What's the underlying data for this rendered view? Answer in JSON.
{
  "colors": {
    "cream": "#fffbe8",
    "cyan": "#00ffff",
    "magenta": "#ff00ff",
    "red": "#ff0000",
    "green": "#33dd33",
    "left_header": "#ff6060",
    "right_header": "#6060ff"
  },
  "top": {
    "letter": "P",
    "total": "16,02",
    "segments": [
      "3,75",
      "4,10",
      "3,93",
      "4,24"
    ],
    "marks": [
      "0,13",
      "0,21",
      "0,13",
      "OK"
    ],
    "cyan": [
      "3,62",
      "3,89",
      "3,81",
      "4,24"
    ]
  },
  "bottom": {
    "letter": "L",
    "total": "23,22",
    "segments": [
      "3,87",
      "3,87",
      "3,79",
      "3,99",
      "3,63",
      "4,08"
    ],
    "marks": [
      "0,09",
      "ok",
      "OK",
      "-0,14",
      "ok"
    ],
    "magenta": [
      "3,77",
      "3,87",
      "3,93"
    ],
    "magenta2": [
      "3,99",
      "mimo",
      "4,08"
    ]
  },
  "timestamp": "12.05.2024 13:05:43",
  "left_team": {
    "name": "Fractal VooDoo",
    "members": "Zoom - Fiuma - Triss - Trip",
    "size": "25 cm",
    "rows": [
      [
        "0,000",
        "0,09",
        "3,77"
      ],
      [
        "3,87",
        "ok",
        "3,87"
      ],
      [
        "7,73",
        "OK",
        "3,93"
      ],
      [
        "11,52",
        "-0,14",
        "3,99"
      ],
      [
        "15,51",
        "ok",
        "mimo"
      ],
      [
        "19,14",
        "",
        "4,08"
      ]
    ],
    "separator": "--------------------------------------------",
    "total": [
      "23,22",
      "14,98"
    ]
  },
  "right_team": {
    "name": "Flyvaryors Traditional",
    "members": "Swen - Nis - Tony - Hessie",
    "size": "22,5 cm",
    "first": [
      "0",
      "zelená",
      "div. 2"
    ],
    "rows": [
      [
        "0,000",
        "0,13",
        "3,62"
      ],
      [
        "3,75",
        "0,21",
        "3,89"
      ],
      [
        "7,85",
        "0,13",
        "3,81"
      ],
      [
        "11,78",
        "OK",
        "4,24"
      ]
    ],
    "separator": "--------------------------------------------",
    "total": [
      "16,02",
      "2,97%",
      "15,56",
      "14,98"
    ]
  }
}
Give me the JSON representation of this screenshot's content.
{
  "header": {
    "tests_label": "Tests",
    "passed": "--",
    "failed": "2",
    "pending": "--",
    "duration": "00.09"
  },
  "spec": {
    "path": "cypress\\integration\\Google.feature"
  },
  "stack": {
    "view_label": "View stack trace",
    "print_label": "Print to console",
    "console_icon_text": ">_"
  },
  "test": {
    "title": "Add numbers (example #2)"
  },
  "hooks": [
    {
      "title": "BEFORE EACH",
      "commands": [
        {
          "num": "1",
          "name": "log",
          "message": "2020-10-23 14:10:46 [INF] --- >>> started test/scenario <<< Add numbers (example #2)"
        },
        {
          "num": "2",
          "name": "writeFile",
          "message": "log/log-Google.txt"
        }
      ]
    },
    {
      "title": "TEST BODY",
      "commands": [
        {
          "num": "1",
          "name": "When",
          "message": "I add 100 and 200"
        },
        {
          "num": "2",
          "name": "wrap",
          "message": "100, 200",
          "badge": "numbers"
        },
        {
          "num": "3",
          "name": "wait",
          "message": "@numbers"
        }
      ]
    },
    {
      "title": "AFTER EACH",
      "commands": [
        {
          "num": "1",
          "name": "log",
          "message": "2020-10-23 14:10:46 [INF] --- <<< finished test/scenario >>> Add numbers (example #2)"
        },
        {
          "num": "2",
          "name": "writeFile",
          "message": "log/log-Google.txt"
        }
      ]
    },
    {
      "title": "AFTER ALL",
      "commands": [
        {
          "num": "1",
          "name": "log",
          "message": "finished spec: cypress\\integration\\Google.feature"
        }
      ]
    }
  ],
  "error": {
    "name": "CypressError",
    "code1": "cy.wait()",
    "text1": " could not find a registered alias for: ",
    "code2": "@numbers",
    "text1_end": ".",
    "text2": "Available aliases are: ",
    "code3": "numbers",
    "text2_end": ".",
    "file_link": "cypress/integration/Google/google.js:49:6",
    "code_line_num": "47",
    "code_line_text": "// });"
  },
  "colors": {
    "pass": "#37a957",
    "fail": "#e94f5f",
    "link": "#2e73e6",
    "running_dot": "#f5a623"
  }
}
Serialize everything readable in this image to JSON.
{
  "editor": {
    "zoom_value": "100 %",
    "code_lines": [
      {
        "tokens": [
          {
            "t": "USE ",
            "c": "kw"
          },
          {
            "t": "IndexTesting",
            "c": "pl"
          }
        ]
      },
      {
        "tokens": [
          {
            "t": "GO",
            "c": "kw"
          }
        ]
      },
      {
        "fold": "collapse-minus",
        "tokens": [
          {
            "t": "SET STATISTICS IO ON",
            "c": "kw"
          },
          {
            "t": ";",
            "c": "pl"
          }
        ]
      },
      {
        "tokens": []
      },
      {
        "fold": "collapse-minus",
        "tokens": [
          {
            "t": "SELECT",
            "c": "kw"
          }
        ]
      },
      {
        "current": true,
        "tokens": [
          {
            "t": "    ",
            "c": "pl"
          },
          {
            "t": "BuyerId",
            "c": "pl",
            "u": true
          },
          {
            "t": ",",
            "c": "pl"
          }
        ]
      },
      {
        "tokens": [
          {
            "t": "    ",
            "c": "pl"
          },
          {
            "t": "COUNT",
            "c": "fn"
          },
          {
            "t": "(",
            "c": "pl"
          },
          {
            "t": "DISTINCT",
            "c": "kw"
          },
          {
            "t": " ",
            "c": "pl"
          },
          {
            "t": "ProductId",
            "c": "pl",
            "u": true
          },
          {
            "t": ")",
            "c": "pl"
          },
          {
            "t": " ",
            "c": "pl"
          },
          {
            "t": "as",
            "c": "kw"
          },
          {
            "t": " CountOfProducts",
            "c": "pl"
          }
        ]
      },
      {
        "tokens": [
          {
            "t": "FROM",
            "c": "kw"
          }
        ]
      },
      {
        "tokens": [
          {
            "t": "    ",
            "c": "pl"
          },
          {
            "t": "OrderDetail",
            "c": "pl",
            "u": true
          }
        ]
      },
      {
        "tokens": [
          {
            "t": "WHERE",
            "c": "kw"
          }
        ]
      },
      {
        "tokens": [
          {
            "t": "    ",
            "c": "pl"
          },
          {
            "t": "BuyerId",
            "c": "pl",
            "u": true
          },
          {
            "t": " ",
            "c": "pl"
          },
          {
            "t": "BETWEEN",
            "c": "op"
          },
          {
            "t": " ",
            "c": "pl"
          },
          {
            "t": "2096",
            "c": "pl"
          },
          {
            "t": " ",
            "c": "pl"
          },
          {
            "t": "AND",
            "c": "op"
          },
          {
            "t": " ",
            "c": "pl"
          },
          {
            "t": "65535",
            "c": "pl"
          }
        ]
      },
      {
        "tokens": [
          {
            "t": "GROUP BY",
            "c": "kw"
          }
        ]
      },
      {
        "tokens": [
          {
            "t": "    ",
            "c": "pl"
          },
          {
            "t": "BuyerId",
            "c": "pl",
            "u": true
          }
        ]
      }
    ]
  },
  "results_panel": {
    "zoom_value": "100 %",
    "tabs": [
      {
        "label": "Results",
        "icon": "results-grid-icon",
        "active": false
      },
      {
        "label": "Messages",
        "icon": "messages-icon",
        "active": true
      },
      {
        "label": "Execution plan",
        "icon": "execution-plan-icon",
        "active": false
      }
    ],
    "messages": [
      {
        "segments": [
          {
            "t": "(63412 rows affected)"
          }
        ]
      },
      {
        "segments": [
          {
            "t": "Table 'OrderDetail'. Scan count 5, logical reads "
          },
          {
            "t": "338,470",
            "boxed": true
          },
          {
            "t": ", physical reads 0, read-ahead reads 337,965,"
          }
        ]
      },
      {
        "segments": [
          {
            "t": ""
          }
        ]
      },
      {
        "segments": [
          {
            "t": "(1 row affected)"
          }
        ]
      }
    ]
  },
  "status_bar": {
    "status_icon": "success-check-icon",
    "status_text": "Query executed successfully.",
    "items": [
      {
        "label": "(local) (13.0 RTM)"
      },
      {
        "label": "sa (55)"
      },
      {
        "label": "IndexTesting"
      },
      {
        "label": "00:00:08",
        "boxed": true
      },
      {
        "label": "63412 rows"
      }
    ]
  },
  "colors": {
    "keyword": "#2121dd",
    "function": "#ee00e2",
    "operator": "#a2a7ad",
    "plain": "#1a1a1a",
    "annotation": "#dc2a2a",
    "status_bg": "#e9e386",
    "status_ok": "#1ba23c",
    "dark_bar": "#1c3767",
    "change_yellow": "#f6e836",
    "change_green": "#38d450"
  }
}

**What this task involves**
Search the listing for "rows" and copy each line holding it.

**Exercise answer**
    "rows": [
    "rows": [
            "t": "(63412 rows affected)"
        "label": "63412 rows"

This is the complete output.